TASK INSTRUCTIONS »
Read the data below line by line and copy each one with "icon" in it.

Website and app data records
········

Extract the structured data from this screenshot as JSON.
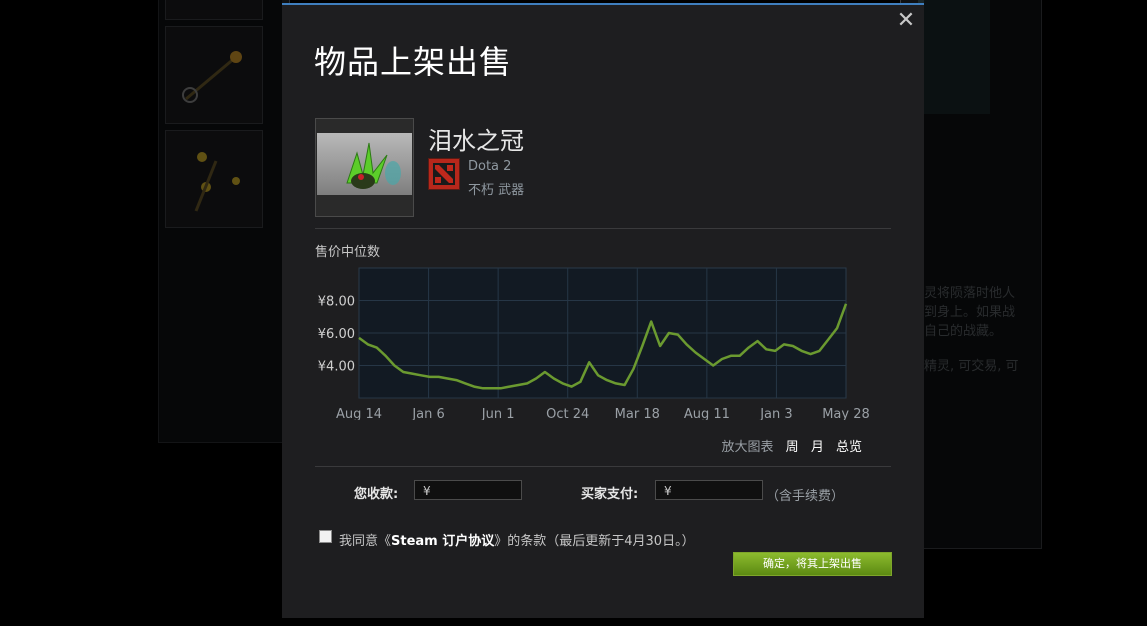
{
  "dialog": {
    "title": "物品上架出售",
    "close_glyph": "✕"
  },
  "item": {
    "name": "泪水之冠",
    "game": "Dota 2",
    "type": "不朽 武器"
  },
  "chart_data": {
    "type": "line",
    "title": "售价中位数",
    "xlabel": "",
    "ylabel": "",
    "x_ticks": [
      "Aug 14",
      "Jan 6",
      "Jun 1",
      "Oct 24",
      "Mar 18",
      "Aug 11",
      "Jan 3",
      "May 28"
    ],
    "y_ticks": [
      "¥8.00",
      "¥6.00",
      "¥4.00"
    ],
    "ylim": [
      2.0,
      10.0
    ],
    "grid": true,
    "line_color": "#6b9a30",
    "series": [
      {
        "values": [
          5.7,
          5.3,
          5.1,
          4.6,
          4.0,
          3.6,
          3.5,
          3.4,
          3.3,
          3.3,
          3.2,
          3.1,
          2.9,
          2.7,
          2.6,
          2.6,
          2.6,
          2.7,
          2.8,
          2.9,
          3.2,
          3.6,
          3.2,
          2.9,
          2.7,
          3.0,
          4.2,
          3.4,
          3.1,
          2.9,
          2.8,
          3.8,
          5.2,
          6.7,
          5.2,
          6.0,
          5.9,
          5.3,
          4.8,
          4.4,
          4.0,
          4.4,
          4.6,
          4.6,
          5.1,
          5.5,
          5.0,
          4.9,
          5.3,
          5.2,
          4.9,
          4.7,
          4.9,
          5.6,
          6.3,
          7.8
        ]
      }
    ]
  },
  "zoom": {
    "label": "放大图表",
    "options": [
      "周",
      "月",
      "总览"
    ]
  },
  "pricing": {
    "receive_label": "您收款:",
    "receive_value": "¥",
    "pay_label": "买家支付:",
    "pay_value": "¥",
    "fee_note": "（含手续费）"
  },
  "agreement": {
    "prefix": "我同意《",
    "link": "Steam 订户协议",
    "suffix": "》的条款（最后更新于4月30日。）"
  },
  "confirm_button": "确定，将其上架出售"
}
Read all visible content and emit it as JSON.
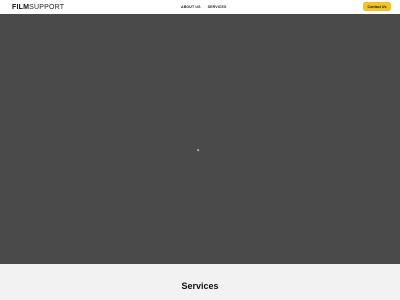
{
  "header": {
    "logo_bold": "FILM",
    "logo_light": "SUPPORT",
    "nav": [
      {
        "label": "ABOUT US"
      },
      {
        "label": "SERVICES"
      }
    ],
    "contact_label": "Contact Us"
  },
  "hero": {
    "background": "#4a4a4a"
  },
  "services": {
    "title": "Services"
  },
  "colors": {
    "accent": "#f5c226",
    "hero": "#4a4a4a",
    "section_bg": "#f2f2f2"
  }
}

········

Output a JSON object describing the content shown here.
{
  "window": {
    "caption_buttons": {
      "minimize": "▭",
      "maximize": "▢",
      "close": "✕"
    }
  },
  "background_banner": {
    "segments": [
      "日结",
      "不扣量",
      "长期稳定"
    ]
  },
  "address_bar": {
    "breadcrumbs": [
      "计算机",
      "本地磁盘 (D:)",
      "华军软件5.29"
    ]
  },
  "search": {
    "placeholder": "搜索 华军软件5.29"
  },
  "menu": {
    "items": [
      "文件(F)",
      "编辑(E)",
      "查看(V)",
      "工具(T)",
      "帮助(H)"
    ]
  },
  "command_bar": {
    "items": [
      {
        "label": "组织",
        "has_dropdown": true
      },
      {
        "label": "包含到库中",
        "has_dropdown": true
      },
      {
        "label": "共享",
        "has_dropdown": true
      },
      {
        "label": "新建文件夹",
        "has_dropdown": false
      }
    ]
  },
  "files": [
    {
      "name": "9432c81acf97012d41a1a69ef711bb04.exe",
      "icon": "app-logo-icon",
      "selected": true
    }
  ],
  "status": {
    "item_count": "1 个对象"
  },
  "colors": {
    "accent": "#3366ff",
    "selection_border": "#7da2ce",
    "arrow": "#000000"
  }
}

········

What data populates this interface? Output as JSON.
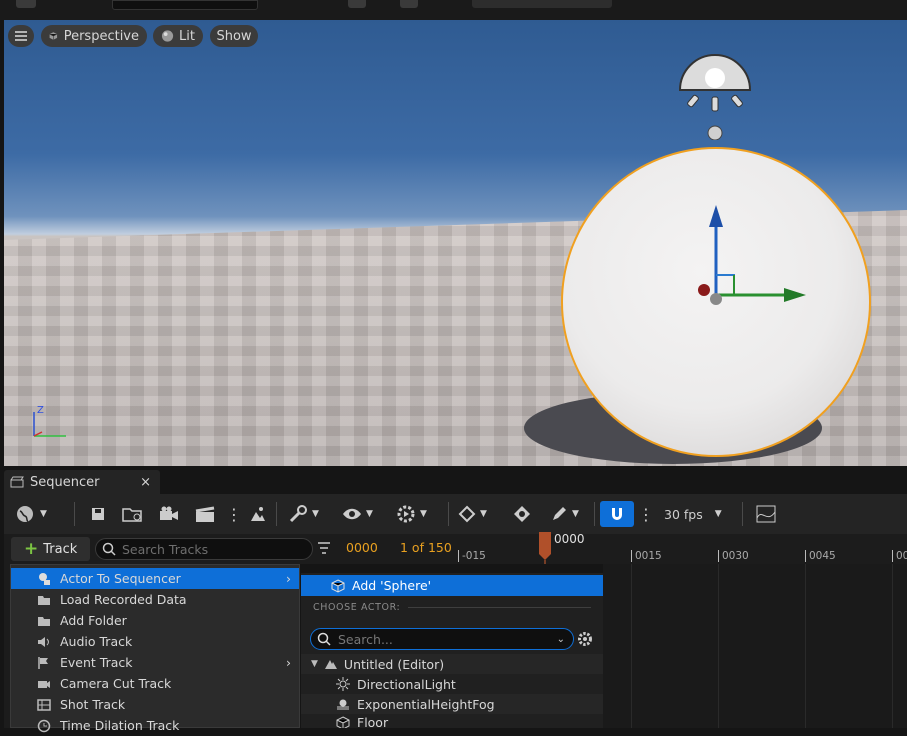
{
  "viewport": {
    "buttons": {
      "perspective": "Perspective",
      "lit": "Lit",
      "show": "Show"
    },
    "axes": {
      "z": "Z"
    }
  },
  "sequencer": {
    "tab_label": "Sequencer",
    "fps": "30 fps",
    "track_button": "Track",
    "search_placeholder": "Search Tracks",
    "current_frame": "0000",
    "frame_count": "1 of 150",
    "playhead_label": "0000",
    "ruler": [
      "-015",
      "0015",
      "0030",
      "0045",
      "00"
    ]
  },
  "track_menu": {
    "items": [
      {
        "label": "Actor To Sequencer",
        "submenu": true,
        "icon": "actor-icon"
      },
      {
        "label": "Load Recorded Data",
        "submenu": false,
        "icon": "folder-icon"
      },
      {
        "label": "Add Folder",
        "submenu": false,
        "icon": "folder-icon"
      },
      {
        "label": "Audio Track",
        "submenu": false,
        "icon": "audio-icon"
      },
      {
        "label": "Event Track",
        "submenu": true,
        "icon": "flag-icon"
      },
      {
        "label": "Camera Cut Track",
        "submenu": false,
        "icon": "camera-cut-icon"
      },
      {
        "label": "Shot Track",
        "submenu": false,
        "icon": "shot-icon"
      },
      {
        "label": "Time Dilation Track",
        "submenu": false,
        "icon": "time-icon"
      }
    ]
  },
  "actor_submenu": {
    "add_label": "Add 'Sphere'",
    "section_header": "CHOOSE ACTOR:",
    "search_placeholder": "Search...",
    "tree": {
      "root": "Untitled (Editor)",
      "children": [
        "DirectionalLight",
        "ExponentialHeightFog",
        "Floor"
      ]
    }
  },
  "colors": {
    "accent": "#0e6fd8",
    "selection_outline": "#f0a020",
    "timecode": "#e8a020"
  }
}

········

THE ANSWER »
      "icon": "app-logo-icon",
        "icon": "actor-icon"
        "icon": "folder-icon"
        "icon": "folder-icon"
        "icon": "audio-icon"
        "icon": "flag-icon"
        "icon": "camera-cut-icon"
        "icon": "shot-icon"
        "icon": "time-icon"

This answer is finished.